Segment Start: Records for this task

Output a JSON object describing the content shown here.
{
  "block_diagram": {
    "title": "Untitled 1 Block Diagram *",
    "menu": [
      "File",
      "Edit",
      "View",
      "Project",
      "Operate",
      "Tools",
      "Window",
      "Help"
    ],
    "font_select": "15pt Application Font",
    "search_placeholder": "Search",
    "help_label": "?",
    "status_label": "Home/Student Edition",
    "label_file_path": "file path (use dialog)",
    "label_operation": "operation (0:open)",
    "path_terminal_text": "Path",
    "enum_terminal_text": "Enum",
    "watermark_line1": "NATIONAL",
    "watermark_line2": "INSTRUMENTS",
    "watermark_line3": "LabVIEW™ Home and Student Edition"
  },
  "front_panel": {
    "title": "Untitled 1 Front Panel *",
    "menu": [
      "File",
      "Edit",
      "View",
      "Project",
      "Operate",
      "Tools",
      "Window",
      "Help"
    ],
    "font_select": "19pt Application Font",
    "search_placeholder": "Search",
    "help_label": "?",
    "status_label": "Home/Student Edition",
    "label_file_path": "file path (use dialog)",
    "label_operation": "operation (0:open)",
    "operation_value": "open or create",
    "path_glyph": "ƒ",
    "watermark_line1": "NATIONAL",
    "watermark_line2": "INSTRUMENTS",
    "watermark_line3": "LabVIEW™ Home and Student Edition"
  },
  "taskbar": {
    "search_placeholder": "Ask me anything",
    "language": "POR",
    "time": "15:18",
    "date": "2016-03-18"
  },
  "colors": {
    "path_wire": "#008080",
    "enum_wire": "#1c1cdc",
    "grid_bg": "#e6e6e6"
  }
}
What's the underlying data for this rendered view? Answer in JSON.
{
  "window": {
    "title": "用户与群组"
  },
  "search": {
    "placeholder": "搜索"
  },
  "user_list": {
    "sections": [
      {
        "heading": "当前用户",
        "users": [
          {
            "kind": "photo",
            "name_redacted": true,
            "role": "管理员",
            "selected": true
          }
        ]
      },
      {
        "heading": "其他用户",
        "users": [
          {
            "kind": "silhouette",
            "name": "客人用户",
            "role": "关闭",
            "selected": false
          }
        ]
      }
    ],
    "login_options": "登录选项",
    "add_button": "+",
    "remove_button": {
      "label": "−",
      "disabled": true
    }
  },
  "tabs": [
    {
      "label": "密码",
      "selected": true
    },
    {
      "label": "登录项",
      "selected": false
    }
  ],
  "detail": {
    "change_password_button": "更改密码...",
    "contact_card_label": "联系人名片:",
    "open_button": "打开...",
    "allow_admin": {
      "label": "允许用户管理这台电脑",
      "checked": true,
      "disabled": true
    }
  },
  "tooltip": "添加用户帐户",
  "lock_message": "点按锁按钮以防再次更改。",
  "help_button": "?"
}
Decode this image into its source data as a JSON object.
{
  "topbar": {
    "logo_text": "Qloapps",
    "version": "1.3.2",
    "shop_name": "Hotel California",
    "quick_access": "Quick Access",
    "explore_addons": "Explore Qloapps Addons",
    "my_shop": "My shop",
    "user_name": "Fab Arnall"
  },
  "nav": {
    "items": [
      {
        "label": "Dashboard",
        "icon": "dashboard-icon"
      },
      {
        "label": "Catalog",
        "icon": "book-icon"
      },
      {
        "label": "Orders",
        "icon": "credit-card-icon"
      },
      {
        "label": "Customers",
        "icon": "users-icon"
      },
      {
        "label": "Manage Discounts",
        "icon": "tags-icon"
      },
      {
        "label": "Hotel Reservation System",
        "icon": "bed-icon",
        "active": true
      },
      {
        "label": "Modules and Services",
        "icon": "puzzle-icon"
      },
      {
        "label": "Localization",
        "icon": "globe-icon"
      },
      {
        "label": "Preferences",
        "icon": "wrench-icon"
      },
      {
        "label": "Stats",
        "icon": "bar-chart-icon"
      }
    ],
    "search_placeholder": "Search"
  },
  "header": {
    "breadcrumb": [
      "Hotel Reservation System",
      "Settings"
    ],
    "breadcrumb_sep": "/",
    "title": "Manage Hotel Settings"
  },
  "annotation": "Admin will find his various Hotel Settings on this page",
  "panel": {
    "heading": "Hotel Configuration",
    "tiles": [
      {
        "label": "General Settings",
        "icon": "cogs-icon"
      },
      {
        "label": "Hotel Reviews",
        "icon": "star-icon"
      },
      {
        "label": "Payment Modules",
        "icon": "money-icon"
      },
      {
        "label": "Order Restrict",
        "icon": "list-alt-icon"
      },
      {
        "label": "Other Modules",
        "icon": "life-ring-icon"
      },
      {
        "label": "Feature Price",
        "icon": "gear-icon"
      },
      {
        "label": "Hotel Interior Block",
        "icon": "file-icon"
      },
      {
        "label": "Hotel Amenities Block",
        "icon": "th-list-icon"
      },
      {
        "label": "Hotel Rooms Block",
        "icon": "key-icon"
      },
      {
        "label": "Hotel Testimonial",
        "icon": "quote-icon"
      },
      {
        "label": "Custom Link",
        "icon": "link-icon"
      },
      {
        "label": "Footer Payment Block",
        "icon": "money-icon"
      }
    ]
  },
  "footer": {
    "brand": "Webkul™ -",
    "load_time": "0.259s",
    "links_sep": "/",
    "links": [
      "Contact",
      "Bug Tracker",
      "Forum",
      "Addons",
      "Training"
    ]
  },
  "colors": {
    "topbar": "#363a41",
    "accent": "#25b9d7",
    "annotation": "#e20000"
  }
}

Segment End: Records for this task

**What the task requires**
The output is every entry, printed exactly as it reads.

**Solution to the problem**
Output a JSON object describing the content shown here.
{
  "block_diagram": {
    "title": "Untitled 1 Block Diagram *",
    "menu": [
      "File",
      "Edit",
      "View",
      "Project",
      "Operate",
      "Tools",
      "Window",
      "Help"
    ],
    "font_select": "15pt Application Font",
    "search_placeholder": "Search",
    "help_label": "?",
    "status_label": "Home/Student Edition",
    "label_file_path": "file path (use dialog)",
    "label_operation": "operation (0:open)",
    "path_terminal_text": "Path",
    "enum_terminal_text": "Enum",
    "watermark_line1": "NATIONAL",
    "watermark_line2": "INSTRUMENTS",
    "watermark_line3": "LabVIEW™ Home and Student Edition"
  },
  "front_panel": {
    "title": "Untitled 1 Front Panel *",
    "menu": [
      "File",
      "Edit",
      "View",
      "Project",
      "Operate",
      "Tools",
      "Window",
      "Help"
    ],
    "font_select": "19pt Application Font",
    "search_placeholder": "Search",
    "help_label": "?",
    "status_label": "Home/Student Edition",
    "label_file_path": "file path (use dialog)",
    "label_operation": "operation (0:open)",
    "operation_value": "open or create",
    "path_glyph": "ƒ",
    "watermark_line1": "NATIONAL",
    "watermark_line2": "INSTRUMENTS",
    "watermark_line3": "LabVIEW™ Home and Student Edition"
  },
  "taskbar": {
    "search_placeholder": "Ask me anything",
    "language": "POR",
    "time": "15:18",
    "date": "2016-03-18"
  },
  "colors": {
    "path_wire": "#008080",
    "enum_wire": "#1c1cdc",
    "grid_bg": "#e6e6e6"
  }
}
What's the underlying data for this rendered view? Answer in JSON.
{
  "window": {
    "title": "用户与群组"
  },
  "search": {
    "placeholder": "搜索"
  },
  "user_list": {
    "sections": [
      {
        "heading": "当前用户",
        "users": [
          {
            "kind": "photo",
            "name_redacted": true,
            "role": "管理员",
            "selected": true
          }
        ]
      },
      {
        "heading": "其他用户",
        "users": [
          {
            "kind": "silhouette",
            "name": "客人用户",
            "role": "关闭",
            "selected": false
          }
        ]
      }
    ],
    "login_options": "登录选项",
    "add_button": "+",
    "remove_button": {
      "label": "−",
      "disabled": true
    }
  },
  "tabs": [
    {
      "label": "密码",
      "selected": true
    },
    {
      "label": "登录项",
      "selected": false
    }
  ],
  "detail": {
    "change_password_button": "更改密码...",
    "contact_card_label": "联系人名片:",
    "open_button": "打开...",
    "allow_admin": {
      "label": "允许用户管理这台电脑",
      "checked": true,
      "disabled": true
    }
  },
  "tooltip": "添加用户帐户",
  "lock_message": "点按锁按钮以防再次更改。",
  "help_button": "?"
}
Decode this image into its source data as a JSON object.
{
  "topbar": {
    "logo_text": "Qloapps",
    "version": "1.3.2",
    "shop_name": "Hotel California",
    "quick_access": "Quick Access",
    "explore_addons": "Explore Qloapps Addons",
    "my_shop": "My shop",
    "user_name": "Fab Arnall"
  },
  "nav": {
    "items": [
      {
        "label": "Dashboard",
        "icon": "dashboard-icon"
      },
      {
        "label": "Catalog",
        "icon": "book-icon"
      },
      {
        "label": "Orders",
        "icon": "credit-card-icon"
      },
      {
        "label": "Customers",
        "icon": "users-icon"
      },
      {
        "label": "Manage Discounts",
        "icon": "tags-icon"
      },
      {
        "label": "Hotel Reservation System",
        "icon": "bed-icon",
        "active": true
      },
      {
        "label": "Modules and Services",
        "icon": "puzzle-icon"
      },
      {
        "label": "Localization",
        "icon": "globe-icon"
      },
      {
        "label": "Preferences",
        "icon": "wrench-icon"
      },
      {
        "label": "Stats",
        "icon": "bar-chart-icon"
      }
    ],
    "search_placeholder": "Search"
  },
  "header": {
    "breadcrumb": [
      "Hotel Reservation System",
      "Settings"
    ],
    "breadcrumb_sep": "/",
    "title": "Manage Hotel Settings"
  },
  "annotation": "Admin will find his various Hotel Settings on this page",
  "panel": {
    "heading": "Hotel Configuration",
    "tiles": [
      {
        "label": "General Settings",
        "icon": "cogs-icon"
      },
      {
        "label": "Hotel Reviews",
        "icon": "star-icon"
      },
      {
        "label": "Payment Modules",
        "icon": "money-icon"
      },
      {
        "label": "Order Restrict",
        "icon": "list-alt-icon"
      },
      {
        "label": "Other Modules",
        "icon": "life-ring-icon"
      },
      {
        "label": "Feature Price",
        "icon": "gear-icon"
      },
      {
        "label": "Hotel Interior Block",
        "icon": "file-icon"
      },
      {
        "label": "Hotel Amenities Block",
        "icon": "th-list-icon"
      },
      {
        "label": "Hotel Rooms Block",
        "icon": "key-icon"
      },
      {
        "label": "Hotel Testimonial",
        "icon": "quote-icon"
      },
      {
        "label": "Custom Link",
        "icon": "link-icon"
      },
      {
        "label": "Footer Payment Block",
        "icon": "money-icon"
      }
    ]
  },
  "footer": {
    "brand": "Webkul™ -",
    "load_time": "0.259s",
    "links_sep": "/",
    "links": [
      "Contact",
      "Bug Tracker",
      "Forum",
      "Addons",
      "Training"
    ]
  },
  "colors": {
    "topbar": "#363a41",
    "accent": "#25b9d7",
    "annotation": "#e20000"
  }
}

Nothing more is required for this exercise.